__What you need to do__: Pictures stay out; print the rest of the listing below exactly as it stands.

__Supplied information__:

☆ ☆ ☆ ☆ ☆

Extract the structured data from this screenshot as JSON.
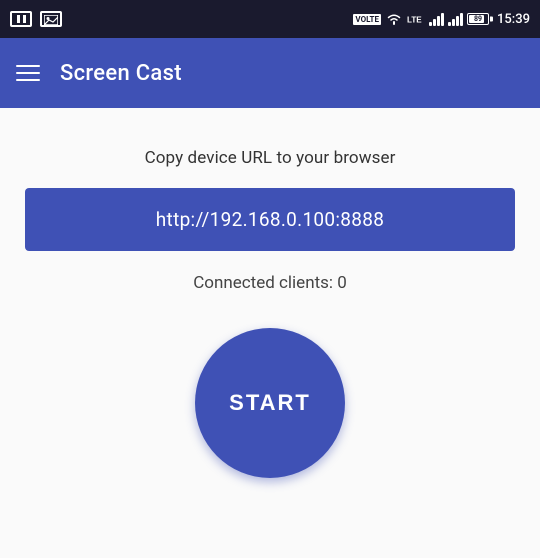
{
  "status_bar": {
    "time": "15:39",
    "battery_level": "89"
  },
  "app_bar": {
    "title": "Screen Cast"
  },
  "main": {
    "instruction": "Copy device URL to your browser",
    "url": "http://192.168.0.100:8888",
    "connected_clients_label": "Connected clients: 0",
    "start_button_label": "START"
  }
}
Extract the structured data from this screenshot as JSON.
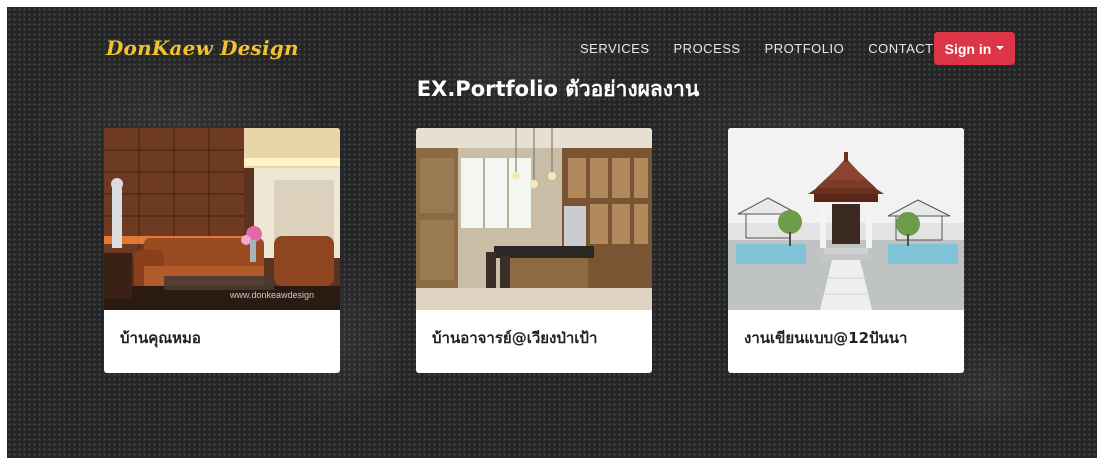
{
  "brand": {
    "name": "DonKaew Design"
  },
  "nav": {
    "items": [
      {
        "label": "SERVICES"
      },
      {
        "label": "PROCESS"
      },
      {
        "label": "PROTFOLIO"
      },
      {
        "label": "CONTACT"
      }
    ],
    "signin_label": "Sign in"
  },
  "portfolio": {
    "heading": "EX.Portfolio ตัวอย่างผลงาน",
    "cards": [
      {
        "title": "บ้านคุณหมอ",
        "image_subject": "living-room-interior",
        "watermark": "www.donkeawdesign"
      },
      {
        "title": "บ้านอาจารย์@เวียงป่าเป้า",
        "image_subject": "kitchen-interior"
      },
      {
        "title": "งานเขียนแบบ@12ปันนา",
        "image_subject": "thai-pavilion-render"
      }
    ]
  },
  "colors": {
    "background": "#242527",
    "brand": "#f2c12e",
    "signin": "#dc3545",
    "card": "#ffffff"
  }
}
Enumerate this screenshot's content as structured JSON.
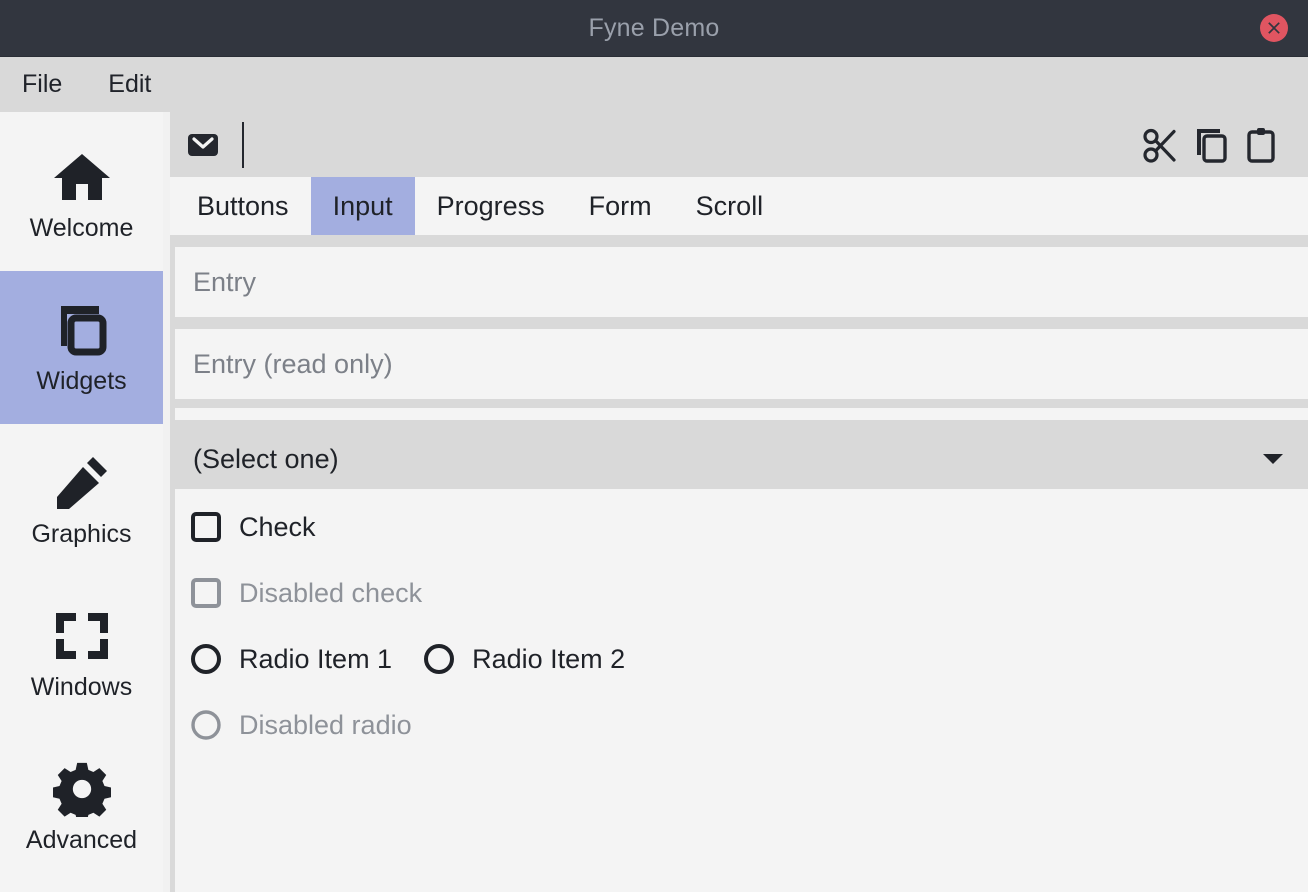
{
  "window": {
    "title": "Fyne Demo",
    "close_icon": "close-circle-icon",
    "titlebar_bg": "#32363f",
    "title_color": "#9aa0ab",
    "close_bg": "#e05561"
  },
  "theme": {
    "accent": "#a3aee0",
    "panel_light": "#f4f4f4",
    "panel_gray": "#d9d9d9",
    "text": "#1f2228",
    "text_disabled": "#8e9299",
    "placeholder": "#7c8088"
  },
  "menubar": {
    "items": [
      {
        "label": "File"
      },
      {
        "label": "Edit"
      }
    ]
  },
  "sidebar": {
    "items": [
      {
        "label": "Welcome",
        "icon": "home-icon",
        "selected": false
      },
      {
        "label": "Widgets",
        "icon": "copy-icon",
        "selected": true
      },
      {
        "label": "Graphics",
        "icon": "pencil-icon",
        "selected": false
      },
      {
        "label": "Windows",
        "icon": "fullscreen-corners-icon",
        "selected": false
      },
      {
        "label": "Advanced",
        "icon": "gear-icon",
        "selected": false
      }
    ]
  },
  "toolbar": {
    "left_items": [
      {
        "name": "mail-icon",
        "label": "Mail"
      }
    ],
    "separator": true,
    "right_items": [
      {
        "name": "cut-icon",
        "label": "Cut"
      },
      {
        "name": "copy-icon",
        "label": "Copy"
      },
      {
        "name": "paste-icon",
        "label": "Paste"
      }
    ]
  },
  "tabs": [
    {
      "label": "Buttons",
      "selected": false
    },
    {
      "label": "Input",
      "selected": true
    },
    {
      "label": "Progress",
      "selected": false
    },
    {
      "label": "Form",
      "selected": false
    },
    {
      "label": "Scroll",
      "selected": false
    }
  ],
  "input_tab": {
    "entry": {
      "value": "",
      "placeholder": "Entry"
    },
    "entry_readonly": {
      "value": "",
      "placeholder": "Entry (read only)"
    },
    "select": {
      "selected_label": "(Select one)",
      "arrow_icon": "chevron-down-icon"
    },
    "check": {
      "label": "Check",
      "checked": false,
      "disabled": false
    },
    "check_disabled": {
      "label": "Disabled check",
      "checked": false,
      "disabled": true
    },
    "radio_group": [
      {
        "label": "Radio Item 1",
        "selected": false,
        "disabled": false
      },
      {
        "label": "Radio Item 2",
        "selected": false,
        "disabled": false
      }
    ],
    "radio_disabled": {
      "label": "Disabled radio",
      "selected": false,
      "disabled": true
    }
  }
}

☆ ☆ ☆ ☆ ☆

__Exercise output__:
Extract the structured data from this screenshot as JSON.
{
  "status_bar": {
    "time": "15:39",
    "battery_level": "89"
  },
  "app_bar": {
    "title": "Screen Cast"
  },
  "main": {
    "instruction": "Copy device URL to your browser",
    "url": "http://192.168.0.100:8888",
    "connected_clients_label": "Connected clients: 0",
    "start_button_label": "START"
  }
}
Extract the structured data from this screenshot as JSON.
{
  "brand": {
    "name": "DonKaew Design"
  },
  "nav": {
    "items": [
      {
        "label": "SERVICES"
      },
      {
        "label": "PROCESS"
      },
      {
        "label": "PROTFOLIO"
      },
      {
        "label": "CONTACT"
      }
    ],
    "signin_label": "Sign in"
  },
  "portfolio": {
    "heading": "EX.Portfolio ตัวอย่างผลงาน",
    "cards": [
      {
        "title": "บ้านคุณหมอ",
        "image_subject": "living-room-interior",
        "watermark": "www.donkeawdesign"
      },
      {
        "title": "บ้านอาจารย์@เวียงป่าเป้า",
        "image_subject": "kitchen-interior"
      },
      {
        "title": "งานเขียนแบบ@12ปันนา",
        "image_subject": "thai-pavilion-render"
      }
    ]
  },
  "colors": {
    "background": "#242527",
    "brand": "#f2c12e",
    "signin": "#dc3545",
    "card": "#ffffff"
  }
}
Enumerate this screenshot's content as structured JSON.
{
  "window": {
    "title": "Fyne Demo",
    "close_icon": "close-circle-icon",
    "titlebar_bg": "#32363f",
    "title_color": "#9aa0ab",
    "close_bg": "#e05561"
  },
  "theme": {
    "accent": "#a3aee0",
    "panel_light": "#f4f4f4",
    "panel_gray": "#d9d9d9",
    "text": "#1f2228",
    "text_disabled": "#8e9299",
    "placeholder": "#7c8088"
  },
  "menubar": {
    "items": [
      {
        "label": "File"
      },
      {
        "label": "Edit"
      }
    ]
  },
  "sidebar": {
    "items": [
      {
        "label": "Welcome",
        "icon": "home-icon",
        "selected": false
      },
      {
        "label": "Widgets",
        "icon": "copy-icon",
        "selected": true
      },
      {
        "label": "Graphics",
        "icon": "pencil-icon",
        "selected": false
      },
      {
        "label": "Windows",
        "icon": "fullscreen-corners-icon",
        "selected": false
      },
      {
        "label": "Advanced",
        "icon": "gear-icon",
        "selected": false
      }
    ]
  },
  "toolbar": {
    "left_items": [
      {
        "name": "mail-icon",
        "label": "Mail"
      }
    ],
    "separator": true,
    "right_items": [
      {
        "name": "cut-icon",
        "label": "Cut"
      },
      {
        "name": "copy-icon",
        "label": "Copy"
      },
      {
        "name": "paste-icon",
        "label": "Paste"
      }
    ]
  },
  "tabs": [
    {
      "label": "Buttons",
      "selected": false
    },
    {
      "label": "Input",
      "selected": true
    },
    {
      "label": "Progress",
      "selected": false
    },
    {
      "label": "Form",
      "selected": false
    },
    {
      "label": "Scroll",
      "selected": false
    }
  ],
  "input_tab": {
    "entry": {
      "value": "",
      "placeholder": "Entry"
    },
    "entry_readonly": {
      "value": "",
      "placeholder": "Entry (read only)"
    },
    "select": {
      "selected_label": "(Select one)",
      "arrow_icon": "chevron-down-icon"
    },
    "check": {
      "label": "Check",
      "checked": false,
      "disabled": false
    },
    "check_disabled": {
      "label": "Disabled check",
      "checked": false,
      "disabled": true
    },
    "radio_group": [
      {
        "label": "Radio Item 1",
        "selected": false,
        "disabled": false
      },
      {
        "label": "Radio Item 2",
        "selected": false,
        "disabled": false
      }
    ],
    "radio_disabled": {
      "label": "Disabled radio",
      "selected": false,
      "disabled": true
    }
  }
}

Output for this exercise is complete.